Records provided Start Marker

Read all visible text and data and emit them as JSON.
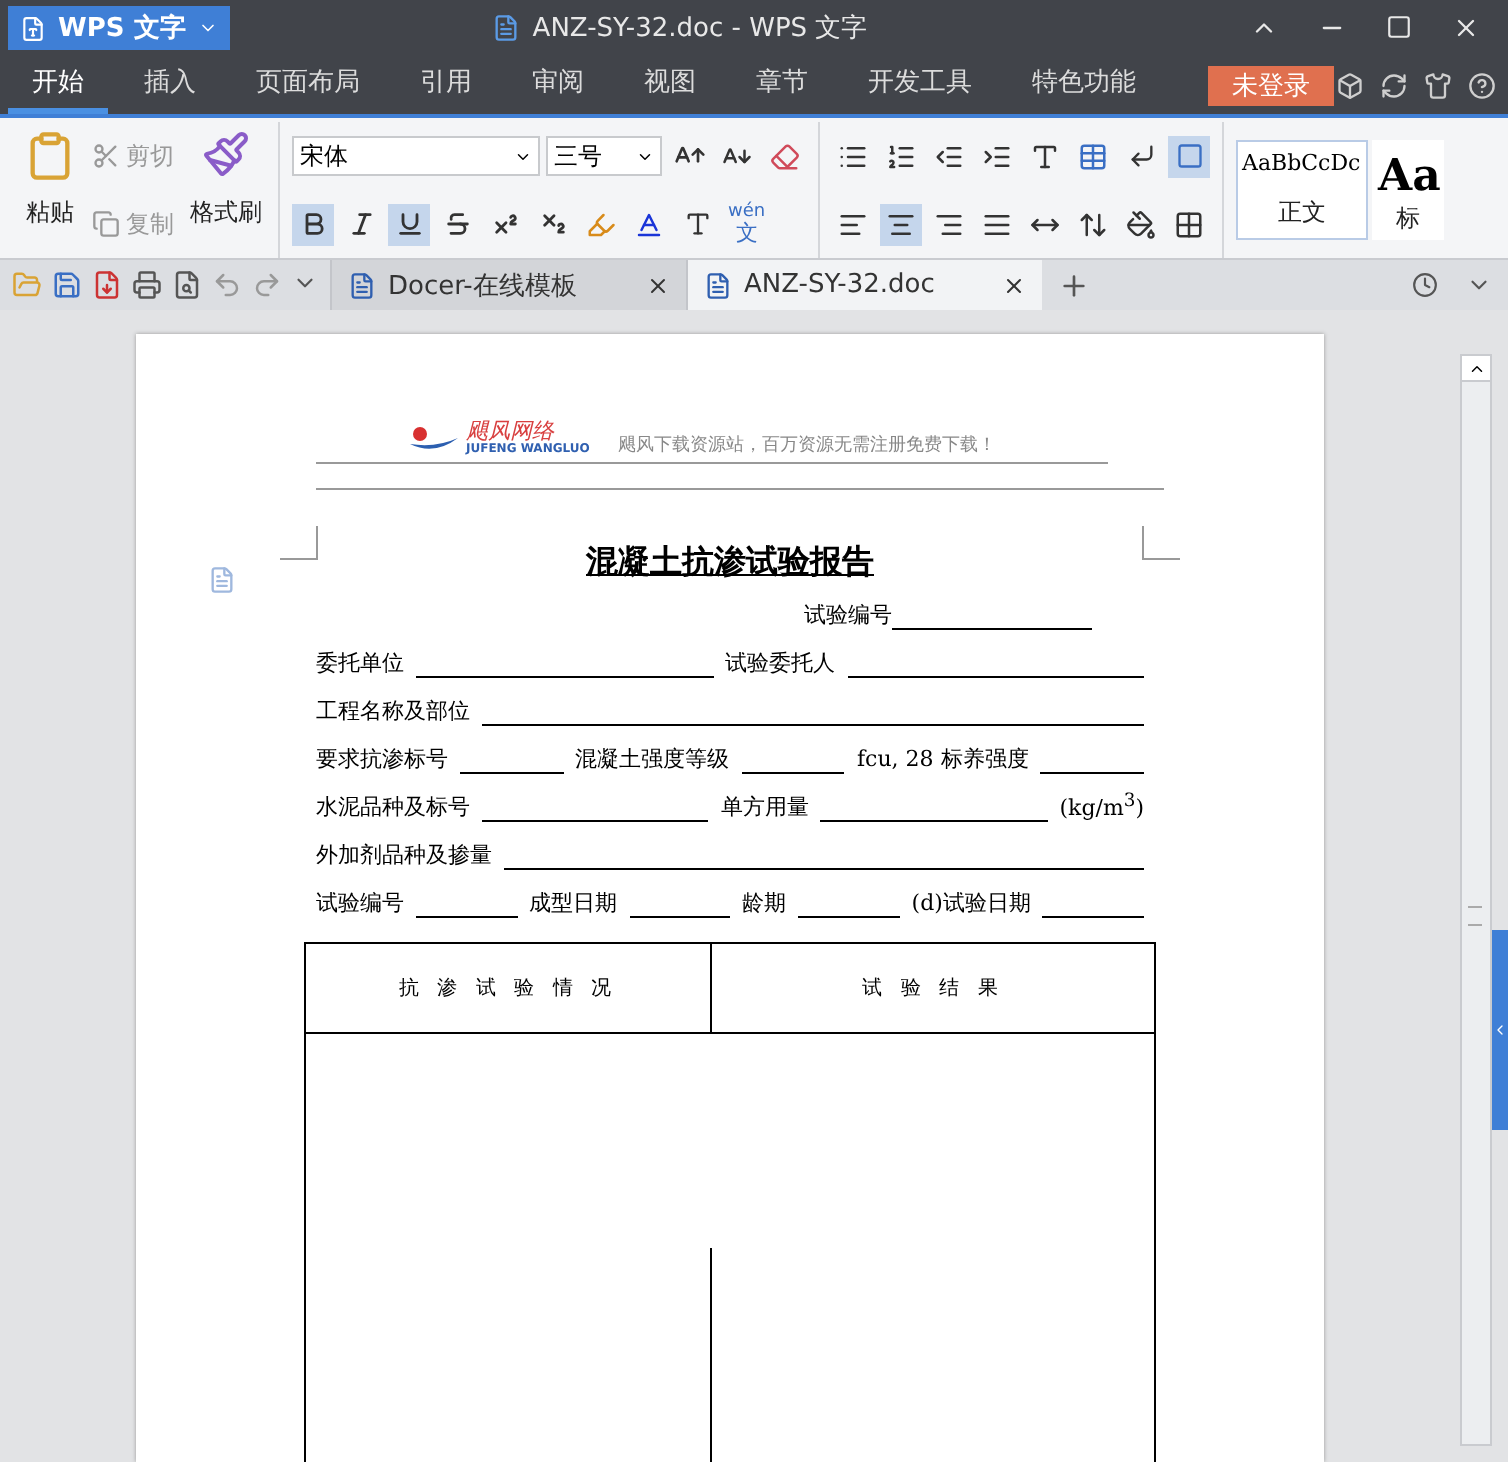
{
  "app_button": {
    "label": "WPS 文字"
  },
  "window_title": "ANZ-SY-32.doc - WPS 文字",
  "menu_tabs": [
    {
      "label": "开始",
      "selected": true
    },
    {
      "label": "插入",
      "selected": false
    },
    {
      "label": "页面布局",
      "selected": false
    },
    {
      "label": "引用",
      "selected": false
    },
    {
      "label": "审阅",
      "selected": false
    },
    {
      "label": "视图",
      "selected": false
    },
    {
      "label": "章节",
      "selected": false
    },
    {
      "label": "开发工具",
      "selected": false
    },
    {
      "label": "特色功能",
      "selected": false
    }
  ],
  "login_button": "未登录",
  "clipboard": {
    "paste": "粘贴",
    "cut": "剪切",
    "copy": "复制",
    "format_painter": "格式刷"
  },
  "font": {
    "name": "宋体",
    "size": "三号"
  },
  "font_toggles": [
    {
      "kind": "bold",
      "active": true
    },
    {
      "kind": "italic",
      "active": false
    },
    {
      "kind": "underline",
      "active": true
    },
    {
      "kind": "strikethrough",
      "active": false
    },
    {
      "kind": "superscript",
      "active": false
    },
    {
      "kind": "subscript",
      "active": false
    }
  ],
  "phonetic_guide": {
    "pinyin": "wén",
    "character": "文"
  },
  "alignment": [
    {
      "kind": "left",
      "selected": false
    },
    {
      "kind": "center",
      "selected": true
    },
    {
      "kind": "right",
      "selected": false
    },
    {
      "kind": "justify",
      "selected": false
    },
    {
      "kind": "distributed",
      "selected": false
    }
  ],
  "styles": [
    {
      "sample": "AaBbCcDc",
      "name": "正文"
    },
    {
      "sample": "Aa",
      "name": "标"
    }
  ],
  "doc_tabs": [
    {
      "label": "Docer-在线模板",
      "selected": false
    },
    {
      "label": "ANZ-SY-32.doc",
      "selected": true
    }
  ],
  "document": {
    "header_logo": {
      "name": "飓风网络",
      "subtitle": "JUFENG  WANGLUO"
    },
    "header_slogan": "飓风下载资源站，百万资源无需注册免费下载！",
    "title": "混凝土抗渗试验报告",
    "report_number_label": "试验编号",
    "form_rows": [
      [
        {
          "kind": "label",
          "text": "委托单位"
        },
        {
          "kind": "blank"
        },
        {
          "kind": "label",
          "text": "试验委托人"
        },
        {
          "kind": "blank"
        }
      ],
      [
        {
          "kind": "label",
          "text": "工程名称及部位"
        },
        {
          "kind": "blank"
        }
      ],
      [
        {
          "kind": "label",
          "text": "要求抗渗标号"
        },
        {
          "kind": "blank"
        },
        {
          "kind": "label",
          "text": "混凝土强度等级"
        },
        {
          "kind": "blank"
        },
        {
          "kind": "label",
          "text": "fcu, 28 标养强度"
        },
        {
          "kind": "blank"
        }
      ],
      [
        {
          "kind": "label",
          "text": "水泥品种及标号"
        },
        {
          "kind": "blank"
        },
        {
          "kind": "label",
          "text": "单方用量"
        },
        {
          "kind": "blank"
        },
        {
          "kind": "label",
          "text": "(kg/m$^{3}$)"
        }
      ],
      [
        {
          "kind": "label",
          "text": "外加剂品种及掺量"
        },
        {
          "kind": "blank"
        }
      ],
      [
        {
          "kind": "label",
          "text": "试验编号"
        },
        {
          "kind": "blank"
        },
        {
          "kind": "label",
          "text": "成型日期"
        },
        {
          "kind": "blank"
        },
        {
          "kind": "label",
          "text": "龄期"
        },
        {
          "kind": "blank"
        },
        {
          "kind": "label",
          "text": "(d)试验日期"
        },
        {
          "kind": "blank"
        }
      ]
    ],
    "table_headers": [
      "抗 渗 试 验 情 况",
      "试 验 结 果"
    ]
  }
}
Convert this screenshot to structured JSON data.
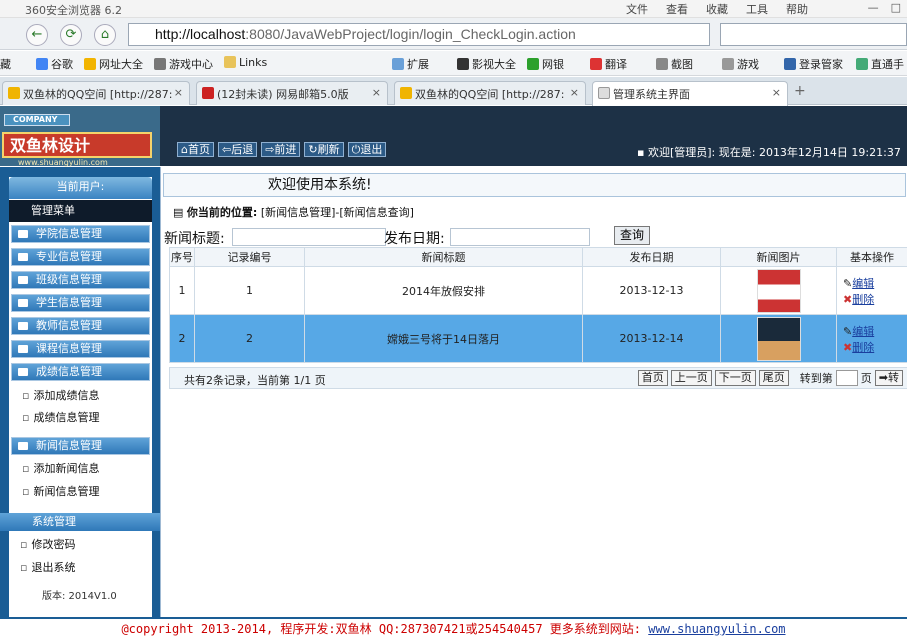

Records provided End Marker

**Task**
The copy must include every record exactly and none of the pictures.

**Response to the task**
Read all visible text and data and emit them as JSON.
{
  "app_button": {
    "label": "WPS 文字"
  },
  "window_title": "ANZ-SY-32.doc - WPS 文字",
  "menu_tabs": [
    {
      "label": "开始",
      "selected": true
    },
    {
      "label": "插入",
      "selected": false
    },
    {
      "label": "页面布局",
      "selected": false
    },
    {
      "label": "引用",
      "selected": false
    },
    {
      "label": "审阅",
      "selected": false
    },
    {
      "label": "视图",
      "selected": false
    },
    {
      "label": "章节",
      "selected": false
    },
    {
      "label": "开发工具",
      "selected": false
    },
    {
      "label": "特色功能",
      "selected": false
    }
  ],
  "login_button": "未登录",
  "clipboard": {
    "paste": "粘贴",
    "cut": "剪切",
    "copy": "复制",
    "format_painter": "格式刷"
  },
  "font": {
    "name": "宋体",
    "size": "三号"
  },
  "font_toggles": [
    {
      "kind": "bold",
      "active": true
    },
    {
      "kind": "italic",
      "active": false
    },
    {
      "kind": "underline",
      "active": true
    },
    {
      "kind": "strikethrough",
      "active": false
    },
    {
      "kind": "superscript",
      "active": false
    },
    {
      "kind": "subscript",
      "active": false
    }
  ],
  "phonetic_guide": {
    "pinyin": "wén",
    "character": "文"
  },
  "alignment": [
    {
      "kind": "left",
      "selected": false
    },
    {
      "kind": "center",
      "selected": true
    },
    {
      "kind": "right",
      "selected": false
    },
    {
      "kind": "justify",
      "selected": false
    },
    {
      "kind": "distributed",
      "selected": false
    }
  ],
  "styles": [
    {
      "sample": "AaBbCcDc",
      "name": "正文"
    },
    {
      "sample": "Aa",
      "name": "标"
    }
  ],
  "doc_tabs": [
    {
      "label": "Docer-在线模板",
      "selected": false
    },
    {
      "label": "ANZ-SY-32.doc",
      "selected": true
    }
  ],
  "document": {
    "header_logo": {
      "name": "飓风网络",
      "subtitle": "JUFENG  WANGLUO"
    },
    "header_slogan": "飓风下载资源站，百万资源无需注册免费下载！",
    "title": "混凝土抗渗试验报告",
    "report_number_label": "试验编号",
    "form_rows": [
      [
        {
          "kind": "label",
          "text": "委托单位"
        },
        {
          "kind": "blank"
        },
        {
          "kind": "label",
          "text": "试验委托人"
        },
        {
          "kind": "blank"
        }
      ],
      [
        {
          "kind": "label",
          "text": "工程名称及部位"
        },
        {
          "kind": "blank"
        }
      ],
      [
        {
          "kind": "label",
          "text": "要求抗渗标号"
        },
        {
          "kind": "blank"
        },
        {
          "kind": "label",
          "text": "混凝土强度等级"
        },
        {
          "kind": "blank"
        },
        {
          "kind": "label",
          "text": "fcu, 28 标养强度"
        },
        {
          "kind": "blank"
        }
      ],
      [
        {
          "kind": "label",
          "text": "水泥品种及标号"
        },
        {
          "kind": "blank"
        },
        {
          "kind": "label",
          "text": "单方用量"
        },
        {
          "kind": "blank"
        },
        {
          "kind": "label",
          "text": "(kg/m$^{3}$)"
        }
      ],
      [
        {
          "kind": "label",
          "text": "外加剂品种及掺量"
        },
        {
          "kind": "blank"
        }
      ],
      [
        {
          "kind": "label",
          "text": "试验编号"
        },
        {
          "kind": "blank"
        },
        {
          "kind": "label",
          "text": "成型日期"
        },
        {
          "kind": "blank"
        },
        {
          "kind": "label",
          "text": "龄期"
        },
        {
          "kind": "blank"
        },
        {
          "kind": "label",
          "text": "(d)试验日期"
        },
        {
          "kind": "blank"
        }
      ]
    ],
    "table_headers": [
      "抗 渗 试 验 情 况",
      "试 验 结 果"
    ]
  }
}
Convert this screenshot to structured JSON data.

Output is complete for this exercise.